In a small New England town, over half a century ago, a shadow falls over a small boy playing with his toy soldiers. Jamie Morton looks up to see a striking man, the new minister. Charles Jacobs, along with his beautiful wife, will transform the local church. The men and boys are all a bit in love with Mrs. Jacobs; the women and girls feel the same about Reverend Jacobs—including Jamie’s mother and beloved sister, Claire. With Jamie, the Reverend shares a deeper bond based on a secret obsession. When tragedy strikes the Jacobs family, this charismatic preacher curses God, mocks all religious belief, and is banished from the shocked town.
Jamie has demons of his own. Wed to his guitar from the age of 13, he plays in bands across the country, living the nomadic lifestyle of bar-band rock and roll while fleeing from his family’s horrific loss. In his mid-thirties—addicted to heroin, stranded, desperate—Jamie meets Charles Jacobs again, with profound consequences for both men. Their bond becomes a pact beyond even the Devil’s devising, and Jamie discovers that revival has many meanings.

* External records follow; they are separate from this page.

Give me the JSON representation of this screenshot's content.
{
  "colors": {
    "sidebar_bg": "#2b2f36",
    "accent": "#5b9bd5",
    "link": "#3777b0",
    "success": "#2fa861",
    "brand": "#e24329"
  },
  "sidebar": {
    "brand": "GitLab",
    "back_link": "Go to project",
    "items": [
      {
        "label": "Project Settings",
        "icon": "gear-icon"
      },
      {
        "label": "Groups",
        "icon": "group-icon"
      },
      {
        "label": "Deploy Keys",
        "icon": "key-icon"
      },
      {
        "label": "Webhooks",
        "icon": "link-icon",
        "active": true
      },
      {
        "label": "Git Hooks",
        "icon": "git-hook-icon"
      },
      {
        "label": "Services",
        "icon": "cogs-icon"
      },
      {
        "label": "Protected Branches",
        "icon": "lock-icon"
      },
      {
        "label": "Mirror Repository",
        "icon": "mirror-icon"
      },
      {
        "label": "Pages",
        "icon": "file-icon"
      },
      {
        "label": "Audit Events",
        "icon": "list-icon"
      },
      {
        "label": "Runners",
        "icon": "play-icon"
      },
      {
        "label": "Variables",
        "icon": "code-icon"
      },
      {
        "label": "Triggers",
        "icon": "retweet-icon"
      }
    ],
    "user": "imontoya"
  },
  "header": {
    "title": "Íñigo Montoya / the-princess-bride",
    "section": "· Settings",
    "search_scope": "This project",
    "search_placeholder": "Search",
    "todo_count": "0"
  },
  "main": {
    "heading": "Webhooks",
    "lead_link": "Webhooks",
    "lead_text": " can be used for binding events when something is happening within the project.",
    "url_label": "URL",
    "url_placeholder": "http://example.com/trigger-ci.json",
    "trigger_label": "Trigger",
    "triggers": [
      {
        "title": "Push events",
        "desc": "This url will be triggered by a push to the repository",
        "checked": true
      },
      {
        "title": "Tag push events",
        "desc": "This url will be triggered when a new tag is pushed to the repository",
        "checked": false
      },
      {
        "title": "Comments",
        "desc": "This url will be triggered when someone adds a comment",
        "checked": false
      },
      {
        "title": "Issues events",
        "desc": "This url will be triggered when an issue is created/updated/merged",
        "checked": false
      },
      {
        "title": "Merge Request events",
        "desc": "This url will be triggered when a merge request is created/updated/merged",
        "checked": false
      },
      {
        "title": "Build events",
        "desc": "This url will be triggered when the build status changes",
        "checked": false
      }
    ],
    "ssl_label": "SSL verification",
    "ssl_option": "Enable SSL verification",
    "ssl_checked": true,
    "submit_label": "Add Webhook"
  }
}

I haven’t read many Stephen King books; I loved his memoir On Writing and I remember reading his time-travel novel about trying to prevent the assassination of JFK, 11/22/63. Other than those two, I have not dipped into any King books.
Until now, that is.
Revival caught my eye with its cool cover – flashes of lightning over a circus tent – so I thought I’d give it a go.
I was expecting a tense, exciting thriller, peppered with horror, but this book left me cold.
To be honest (whisper it) I found it a bit boring. There seemed to be too much backstory before we get to the action; I didn’t really care about the main character, and the bad guy wasn’t creepy enough.
Perhaps Stephen King books just aren’t my thing.